Fan earned an estimated ¥1.4 billion ($204 million) between 2003 and 2016 and has been China’s highest paid celebrity for the past four years. It’s no surprise that her profile contributed to her being made an example of, in what will likely become a far wider crack down on China’s commonplace tax dodgers in showbiz. Much like we’ve seen in China’s gaming industry with no new game approvals since March, Beijing is becoming more resolute in wide scale influences that it sees as negatively contributing to Chinese society.

Brands should pay heed to the latest developments in the Fan Bingbing saga. The use of celebrity and KOL endorsements has become commonplace in China marketing plans seeing China’s influencer economy double since 2016 to $17.2 billion this year. 78% of Chinese consumers are receptive to brand recommendations from celebrities – two to four times the rate of consumers in the US, Japan, UK, France and Germany.
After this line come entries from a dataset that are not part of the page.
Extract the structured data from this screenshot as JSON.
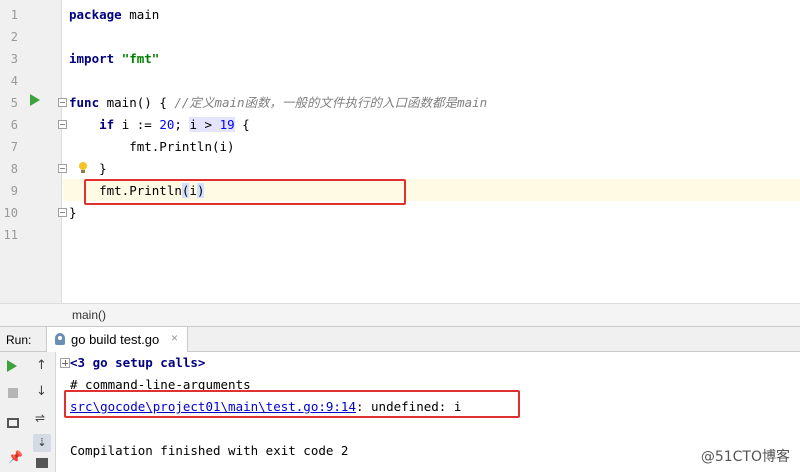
{
  "editor": {
    "line_numbers": [
      "1",
      "2",
      "3",
      "4",
      "5",
      "6",
      "7",
      "8",
      "9",
      "10",
      "11"
    ],
    "lines": {
      "l1": {
        "keyword": "package",
        "rest": " main"
      },
      "l3": {
        "keyword": "import",
        "string": "\"fmt\""
      },
      "l5": {
        "keyword": "func",
        "head": " main() { ",
        "comment_a": "//定义",
        "comment_b": "main",
        "comment_c": "函数，一般的文件执行的入口函数都是",
        "comment_d": "main"
      },
      "l6": {
        "indent": "    ",
        "keyword": "if",
        "part_a": " i := ",
        "num_a": "20",
        "part_b": "; ",
        "hl_a": "i > ",
        "num_b": "19",
        "part_c": " {"
      },
      "l7": {
        "code": "        fmt.Println(i)"
      },
      "l8": {
        "code": "    }"
      },
      "l9": {
        "code_a": "    fmt.Println",
        "ref_a": "(",
        "code_b": "i",
        "ref_b": ")"
      },
      "l10": {
        "code": "}"
      }
    }
  },
  "breadcrumb": {
    "text": "main()"
  },
  "run_panel": {
    "label": "Run:",
    "tab_label": "go build test.go",
    "tab_close": "×",
    "console": {
      "setup_calls": "<3 go setup calls>",
      "line_args": "# command-line-arguments",
      "error_link": "src\\gocode\\project01\\main\\test.go:9:14",
      "error_message": ": undefined: i",
      "finished": "Compilation finished with exit code 2"
    }
  },
  "icons": {
    "up": "↑",
    "down": "↓",
    "wrap": "⇌",
    "sort": "⇣",
    "pin": "📌"
  },
  "watermark": "@51CTO博客",
  "colors": {
    "keyword": "#000080",
    "string": "#008000",
    "number": "#0000ff",
    "comment": "#808080",
    "error_box": "#e03030",
    "run_green": "#3ca23c"
  }
}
Beijing sees the fetishism around money and power of China’s nouveau celeb culture getting a little out of hand, and humbling the queen bee will be a reminder for others to stay grounded and ‘pure’. Brands should already be doing extensive due diligence before engaging brand ambassadors and endorsers – particularly as almost 70% of KOLs partake in fraudulent practices such as fake fans and engagement according a 2017 study. With the latest crackdown, brands should also be considering whether there is a likelihood that their influencers will be targeted for such behaviour.

On the subject of KOLs, last week saw an interesting stunt by beauty blogger Hao Yu – ‘Doctor Big Mouth’ – who sued Estée Lauder of deceiving Chinese consumers over the ability of its Crème de la Mer to heal burn scars, while taking a jab at foreign brands overall. The lawsuit follows a similar strategy Luckin Coffee used by suing Starbucks in May to get some cheap airtime. Don’t be surprised if you see more lawsuits creeping into Chinese strategies to build awareness. Hao Yu’s litigation is further reinforcement that marketing claims need to be airtight, not just to keep on the right side of the regulators, but also to avoid being targeted by KOLs and competitors using it to build their own brands. Go to Page 2 to see this week’s China news and highlights.

Go to Page 1 Go to Page 2